Fall Prevention: Pays Off!

Thursday, March 10, 2016: 10:30 AM
Fiesta 6 (Coronado Springs Resort)
Jane Fusilero, MSN, MBA, RN, NEA-BC , Moffitt Cancer Center, Tampa, FL
Sheila Ferrall, MSN, RN, AOCN , Moffitt Cancer Center, Tampa, FL

Handout (2.6 MB)

The purpose of this project is to describe the implementation of a series of initiatives aimed at reducing falls and the development of a falls prevention toolkit. Central to our strategy was engaging patients and families in our falls prevention program and using an interdisciplinary approach.

According to the Agency for Healthcare Research and Quality, nearly one million people fall in hospitals in the U.S. each year, and almost one-third of falls are preventable. A fall may result in injuries and lead to increased utilization of healthcare resources, thus falls have a quality, safety, and financial impact. Nurses and leadership in our organization were concerned about our fall rates and wanted to implement best practices across clinical settings in an effort to reduce falls.

Strategy and Implementation:
This initiative started with restructuring our Fall Prevention Committee by asking a patient to participate as a member and including interdisciplinary representation. Members of the committee include nurses from across practice settings and staff from physical therapy, transportation, environmental services, pharmacy, security, and lift team. The group focused on: evaluation of falls and falls with injuries, identification of fall types, and financial impact. After consultation with a fall prevention expert and reviewing the literature, a number of strategies were implemented including: education regarding fall types and best practices for prevention, environmental rounds with safety modifications, Partnership for Safety Contract, outpatient fall prevention policy, transportation stability scale, mobility recommendations tool, and bi-weekly CNO led Friday Fall Review, which includes direct care nurses, to discuss causes of recent falls, potential preventative measures, and trends.

Implementation of the falls reduction strategies over a four year period resulted in a 36% overall reduction in falls. The improvement was greater in the outpatient setting than the inpatient setting, with 55% and 21% reduction in falls, respectively.

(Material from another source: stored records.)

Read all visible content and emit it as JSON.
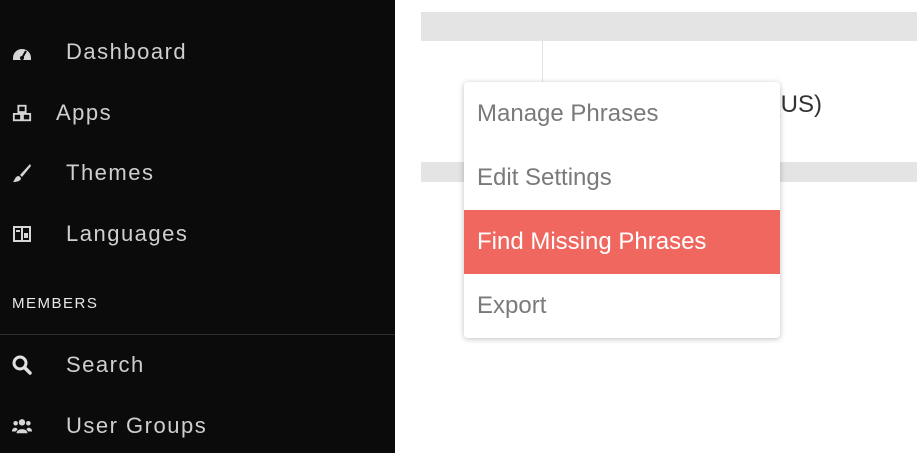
{
  "sidebar": {
    "items": [
      {
        "label": "Dashboard",
        "icon": "dashboard-icon"
      },
      {
        "label": "Apps",
        "icon": "cubes-icon"
      },
      {
        "label": "Themes",
        "icon": "brush-icon"
      },
      {
        "label": "Languages",
        "icon": "language-icon"
      }
    ],
    "section_header": "MEMBERS",
    "member_items": [
      {
        "label": "Search",
        "icon": "search-icon"
      },
      {
        "label": "User Groups",
        "icon": "users-icon"
      }
    ]
  },
  "main": {
    "language_value": "lish (US)"
  },
  "dropdown": {
    "items": [
      {
        "label": "Manage Phrases"
      },
      {
        "label": "Edit Settings"
      },
      {
        "label": "Find Missing Phrases"
      },
      {
        "label": "Export"
      }
    ],
    "active_color": "#f0675f"
  }
}
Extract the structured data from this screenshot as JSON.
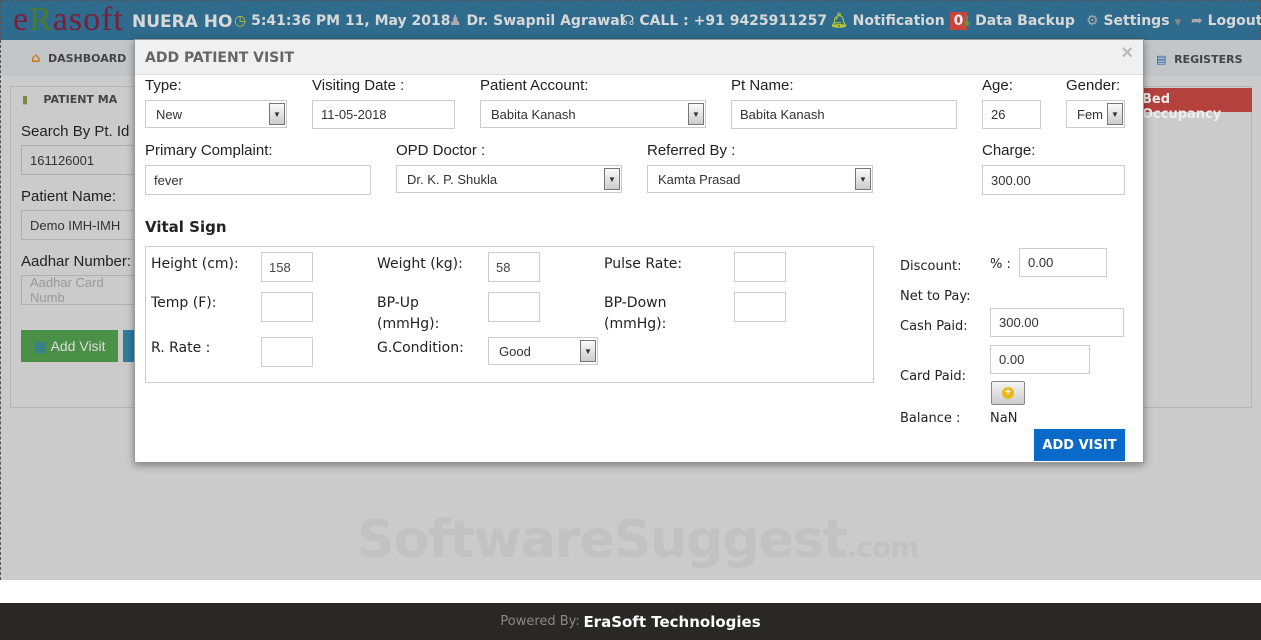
{
  "header": {
    "logo": "eRasoft",
    "hospital": "NUERA HO",
    "datetime": "5:41:36 PM 11, May 2018",
    "user": "Dr. Swapnil Agrawal",
    "call": "CALL : +91 9425911257",
    "notification": "Notification",
    "notification_count": "0",
    "backup": "Data Backup",
    "settings": "Settings",
    "logout": "Logout"
  },
  "nav": {
    "dashboard": "DASHBOARD",
    "registers": "REGISTERS"
  },
  "background_panel": {
    "tab": "PATIENT MA",
    "bed_occupancy": "Bed Occupancy",
    "search_label": "Search By Pt. Id",
    "search_value": "161126001",
    "name_label": "Patient Name:",
    "name_value": "Demo IMH-IMH",
    "aadhar_label": "Aadhar Number:",
    "aadhar_placeholder": "Aadhar Card Numb",
    "add_visit": "Add Visit"
  },
  "modal": {
    "title": "ADD PATIENT VISIT",
    "close": "×",
    "type_label": "Type:",
    "type_value": "New",
    "date_label": "Visiting Date :",
    "date_value": "11-05-2018",
    "account_label": "Patient Account:",
    "account_value": "Babita Kanash",
    "ptname_label": "Pt Name:",
    "ptname_value": "Babita Kanash",
    "age_label": "Age:",
    "age_value": "26",
    "gender_label": "Gender:",
    "gender_value": "Fem",
    "complaint_label": "Primary Complaint:",
    "complaint_value": "fever",
    "doctor_label": "OPD Doctor :",
    "doctor_value": "Dr. K. P. Shukla",
    "referred_label": "Referred By :",
    "referred_value": "Kamta Prasad",
    "charge_label": "Charge:",
    "charge_value": "300.00",
    "vital_title": "Vital Sign",
    "height_label": "Height (cm):",
    "height_value": "158",
    "weight_label": "Weight (kg):",
    "weight_value": "58",
    "pulse_label": "Pulse Rate:",
    "temp_label": "Temp (F):",
    "bpup_label": "BP-Up",
    "bpup_unit": "(mmHg):",
    "bpdown_label": "BP-Down",
    "bpdown_unit": "(mmHg):",
    "rrate_label": "R. Rate :",
    "gcond_label": "G.Condition:",
    "gcond_value": "Good",
    "discount_label": "Discount:",
    "discount_pct": "% :",
    "discount_value": "0.00",
    "net_label": "Net to Pay:",
    "cash_label": "Cash Paid:",
    "cash_value": "300.00",
    "card_label": "Card Paid:",
    "card_value": "0.00",
    "balance_label": "Balance :",
    "balance_value": "NaN",
    "submit": "ADD VISIT"
  },
  "watermark": "SoftwareSuggest",
  "watermark_suffix": ".com",
  "footer": {
    "prefix": "Powered By:",
    "company": "EraSoft Technologies"
  }
}
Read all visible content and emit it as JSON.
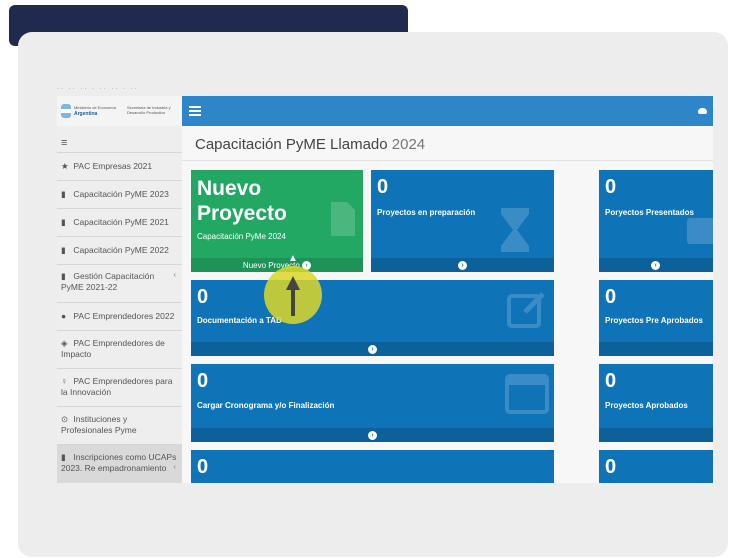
{
  "header": {
    "logo_ministry": "Ministerio de Economía",
    "logo_country": "Argentina",
    "logo_secretary": "Secretaría de Industria y Desarrollo Productivo"
  },
  "sidebar": {
    "items": [
      {
        "icon": "★",
        "label": "PAC Empresas 2021"
      },
      {
        "icon": "▮",
        "label": "Capacitación PyME 2023"
      },
      {
        "icon": "▮",
        "label": "Capacitación PyME 2021"
      },
      {
        "icon": "▮",
        "label": "Capacitación PyME 2022"
      },
      {
        "icon": "▮",
        "label": "Gestión Capacitación PyME 2021-22"
      },
      {
        "icon": "●",
        "label": "PAC Emprendedores 2022"
      },
      {
        "icon": "◈",
        "label": "PAC Emprendedores de Impacto"
      },
      {
        "icon": "♀",
        "label": "PAC Emprendedores para la Innovación"
      },
      {
        "icon": "⊙",
        "label": "Instituciones y Profesionales Pyme"
      },
      {
        "icon": "▮",
        "label": "Inscripciones como UCAPs 2023. Re empadronamiento"
      }
    ]
  },
  "main": {
    "title": "Capacitación PyME Llamado",
    "title_year": "2024",
    "new_project": {
      "title_line1": "Nuevo",
      "title_line2": "Proyecto",
      "subtitle": "Capacitación PyMe 2024",
      "footer": "Nuevo Proyecto"
    },
    "tiles": {
      "preparacion": {
        "count": "0",
        "label": "Proyectos en preparación"
      },
      "presentados": {
        "count": "0",
        "label": "Poryectos Presentados"
      },
      "tad": {
        "count": "0",
        "label": "Documentación a TAD"
      },
      "pre_aprobados": {
        "count": "0",
        "label": "Proyectos Pre Aprobados"
      },
      "cronograma": {
        "count": "0",
        "label": "Cargar Cronograma y/o Finalización"
      },
      "aprobados": {
        "count": "0",
        "label": "Proyectos Aprobados"
      },
      "row4_left": {
        "count": "0"
      },
      "row4_right": {
        "count": "0"
      }
    }
  },
  "colors": {
    "appbar": "#2e86c8",
    "tile_blue": "#0f73b7",
    "tile_green": "#22a863",
    "cursor_highlight": "#dcd728"
  }
}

Implications for Practice:
Reducing falls requires a multi-faceted approach. Key components to our success included using an interdisciplinary team, consistent application of prevention strategies, thoughtful attention to individual risk factors and engaging patients and families in this important safety initiative.